Take every line from the data that has the word "Hess" in it.

|---|

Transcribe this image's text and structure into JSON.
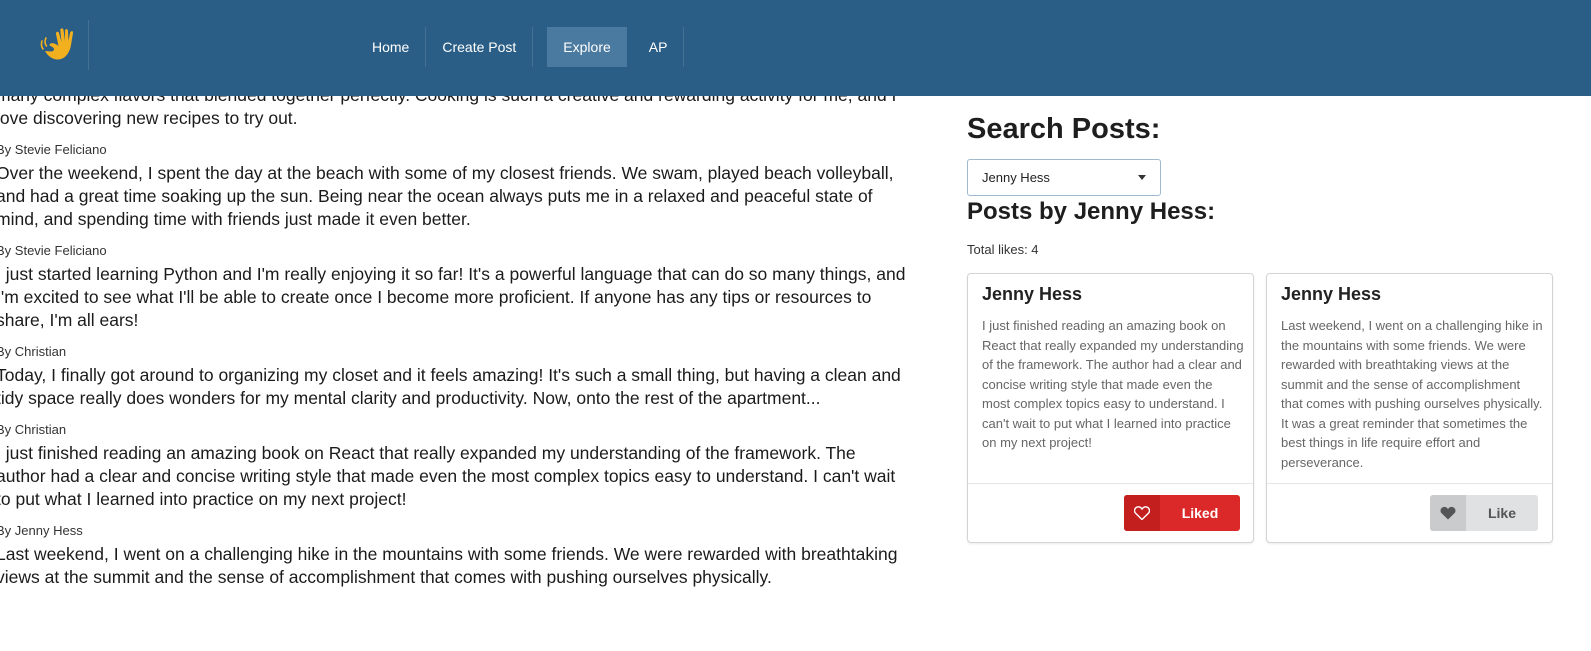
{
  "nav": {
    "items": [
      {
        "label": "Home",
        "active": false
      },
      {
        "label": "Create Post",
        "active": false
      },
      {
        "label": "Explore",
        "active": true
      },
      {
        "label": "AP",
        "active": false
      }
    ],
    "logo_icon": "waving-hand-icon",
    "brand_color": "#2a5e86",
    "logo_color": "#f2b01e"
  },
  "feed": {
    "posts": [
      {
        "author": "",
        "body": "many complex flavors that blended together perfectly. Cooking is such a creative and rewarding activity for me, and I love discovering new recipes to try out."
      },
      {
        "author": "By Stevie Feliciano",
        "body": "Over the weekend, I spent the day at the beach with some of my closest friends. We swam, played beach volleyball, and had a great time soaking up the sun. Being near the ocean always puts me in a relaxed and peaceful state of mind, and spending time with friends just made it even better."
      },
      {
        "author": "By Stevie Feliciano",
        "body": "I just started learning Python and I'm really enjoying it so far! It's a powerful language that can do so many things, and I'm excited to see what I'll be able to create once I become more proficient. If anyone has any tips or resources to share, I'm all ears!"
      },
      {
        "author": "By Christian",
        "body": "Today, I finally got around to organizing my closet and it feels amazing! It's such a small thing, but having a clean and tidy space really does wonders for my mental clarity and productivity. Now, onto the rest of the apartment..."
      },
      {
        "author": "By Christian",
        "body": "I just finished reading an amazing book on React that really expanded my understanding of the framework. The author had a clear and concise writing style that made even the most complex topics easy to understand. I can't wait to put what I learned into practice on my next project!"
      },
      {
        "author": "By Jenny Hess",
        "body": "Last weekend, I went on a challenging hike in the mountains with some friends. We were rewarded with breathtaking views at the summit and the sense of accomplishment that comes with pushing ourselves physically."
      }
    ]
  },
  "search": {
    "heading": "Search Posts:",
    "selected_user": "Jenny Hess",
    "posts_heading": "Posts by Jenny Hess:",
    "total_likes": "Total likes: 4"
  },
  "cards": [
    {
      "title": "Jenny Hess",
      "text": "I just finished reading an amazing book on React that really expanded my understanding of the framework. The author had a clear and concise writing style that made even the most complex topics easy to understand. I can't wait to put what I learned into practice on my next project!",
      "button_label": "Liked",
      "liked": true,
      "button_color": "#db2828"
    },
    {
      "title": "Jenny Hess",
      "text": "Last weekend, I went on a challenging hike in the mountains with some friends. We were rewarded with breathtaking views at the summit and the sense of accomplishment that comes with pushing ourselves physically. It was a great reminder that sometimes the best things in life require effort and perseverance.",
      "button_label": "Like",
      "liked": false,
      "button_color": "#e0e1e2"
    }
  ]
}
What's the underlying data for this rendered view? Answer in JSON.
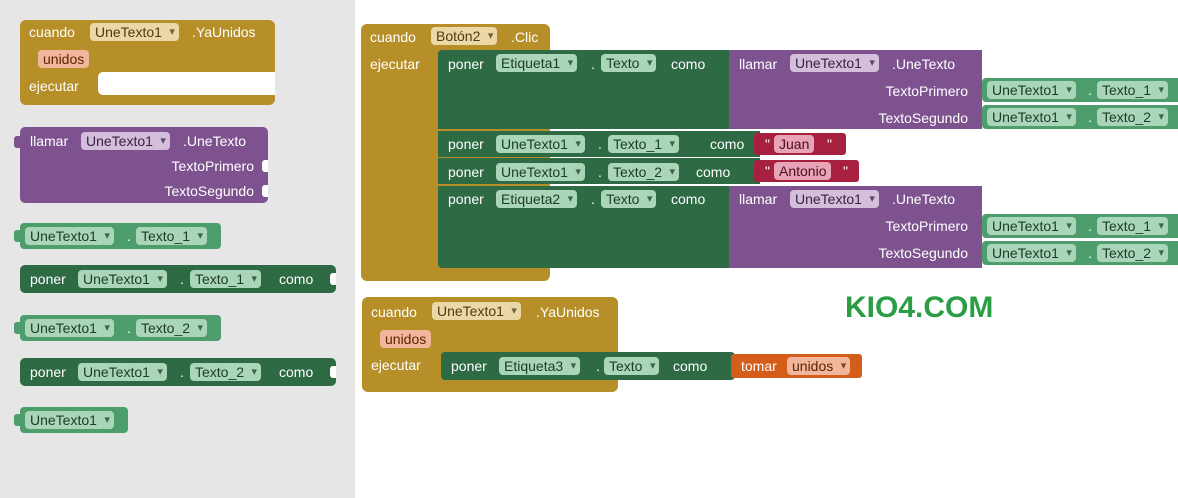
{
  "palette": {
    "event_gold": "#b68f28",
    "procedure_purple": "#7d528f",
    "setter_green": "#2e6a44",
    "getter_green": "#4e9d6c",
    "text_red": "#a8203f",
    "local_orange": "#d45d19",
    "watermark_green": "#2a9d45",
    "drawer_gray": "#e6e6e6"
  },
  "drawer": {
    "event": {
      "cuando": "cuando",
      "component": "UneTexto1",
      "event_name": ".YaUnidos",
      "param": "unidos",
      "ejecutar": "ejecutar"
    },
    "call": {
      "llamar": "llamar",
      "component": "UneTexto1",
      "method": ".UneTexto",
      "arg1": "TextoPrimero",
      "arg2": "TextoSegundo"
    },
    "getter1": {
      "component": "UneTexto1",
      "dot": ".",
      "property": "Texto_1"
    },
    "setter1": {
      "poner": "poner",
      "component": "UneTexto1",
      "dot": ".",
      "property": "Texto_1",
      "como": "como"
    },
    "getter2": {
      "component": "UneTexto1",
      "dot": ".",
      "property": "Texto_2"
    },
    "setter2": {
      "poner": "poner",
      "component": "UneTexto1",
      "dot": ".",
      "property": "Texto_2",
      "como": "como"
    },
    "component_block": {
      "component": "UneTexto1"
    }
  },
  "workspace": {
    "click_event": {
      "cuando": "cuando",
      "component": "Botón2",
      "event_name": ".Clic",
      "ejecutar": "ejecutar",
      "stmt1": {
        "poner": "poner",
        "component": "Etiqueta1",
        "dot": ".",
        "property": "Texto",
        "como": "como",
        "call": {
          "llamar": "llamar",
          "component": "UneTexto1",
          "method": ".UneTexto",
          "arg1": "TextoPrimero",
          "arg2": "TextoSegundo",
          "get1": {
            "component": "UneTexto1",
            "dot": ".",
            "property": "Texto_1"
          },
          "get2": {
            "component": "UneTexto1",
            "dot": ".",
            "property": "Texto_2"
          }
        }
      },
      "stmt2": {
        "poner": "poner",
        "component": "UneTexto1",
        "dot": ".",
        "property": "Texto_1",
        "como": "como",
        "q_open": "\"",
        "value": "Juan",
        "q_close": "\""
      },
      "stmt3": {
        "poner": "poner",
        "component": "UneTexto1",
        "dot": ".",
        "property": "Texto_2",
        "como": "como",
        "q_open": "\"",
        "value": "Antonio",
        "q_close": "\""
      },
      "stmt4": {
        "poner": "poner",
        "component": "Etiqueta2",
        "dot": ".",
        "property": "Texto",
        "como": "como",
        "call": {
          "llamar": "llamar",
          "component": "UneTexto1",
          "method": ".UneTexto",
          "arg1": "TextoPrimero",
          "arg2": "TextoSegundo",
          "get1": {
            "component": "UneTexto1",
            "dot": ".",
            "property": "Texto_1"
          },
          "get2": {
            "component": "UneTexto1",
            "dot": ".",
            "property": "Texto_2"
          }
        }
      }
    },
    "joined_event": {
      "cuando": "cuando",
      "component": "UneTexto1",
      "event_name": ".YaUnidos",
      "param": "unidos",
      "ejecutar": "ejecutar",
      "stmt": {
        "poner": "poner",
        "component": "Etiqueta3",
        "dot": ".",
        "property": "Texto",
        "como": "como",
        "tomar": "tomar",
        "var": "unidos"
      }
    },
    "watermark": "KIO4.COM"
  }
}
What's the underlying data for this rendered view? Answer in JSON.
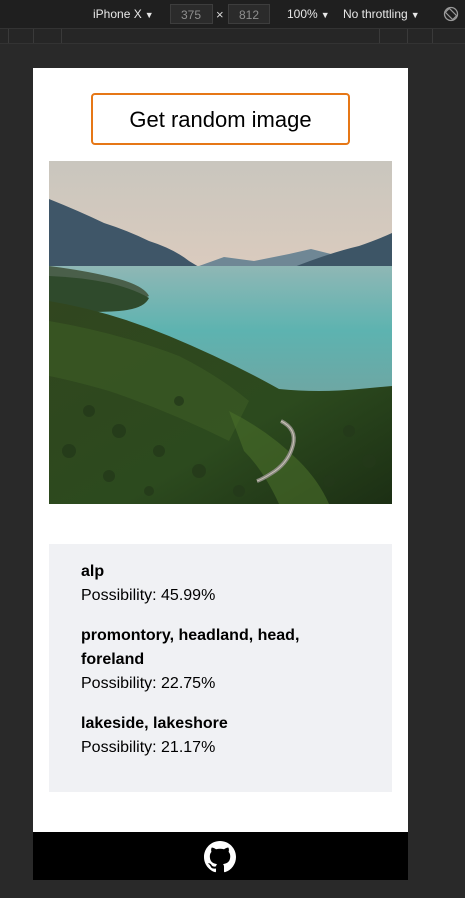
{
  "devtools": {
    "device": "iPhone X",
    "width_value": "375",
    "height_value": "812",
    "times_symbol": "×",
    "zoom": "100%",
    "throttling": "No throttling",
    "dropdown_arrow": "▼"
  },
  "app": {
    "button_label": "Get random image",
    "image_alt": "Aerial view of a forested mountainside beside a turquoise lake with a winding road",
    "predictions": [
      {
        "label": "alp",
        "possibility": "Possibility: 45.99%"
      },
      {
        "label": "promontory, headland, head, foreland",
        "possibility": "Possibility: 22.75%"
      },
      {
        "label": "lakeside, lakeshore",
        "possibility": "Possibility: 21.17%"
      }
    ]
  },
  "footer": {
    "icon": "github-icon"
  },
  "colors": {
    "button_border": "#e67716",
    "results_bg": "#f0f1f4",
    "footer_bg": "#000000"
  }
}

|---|

**TASK RESPONSE**
        "author": "By Jenny Hess",
    "selected_user": "Jenny Hess",
    "posts_heading": "Posts by Jenny Hess:",
      "title": "Jenny Hess",
      "title": "Jenny Hess",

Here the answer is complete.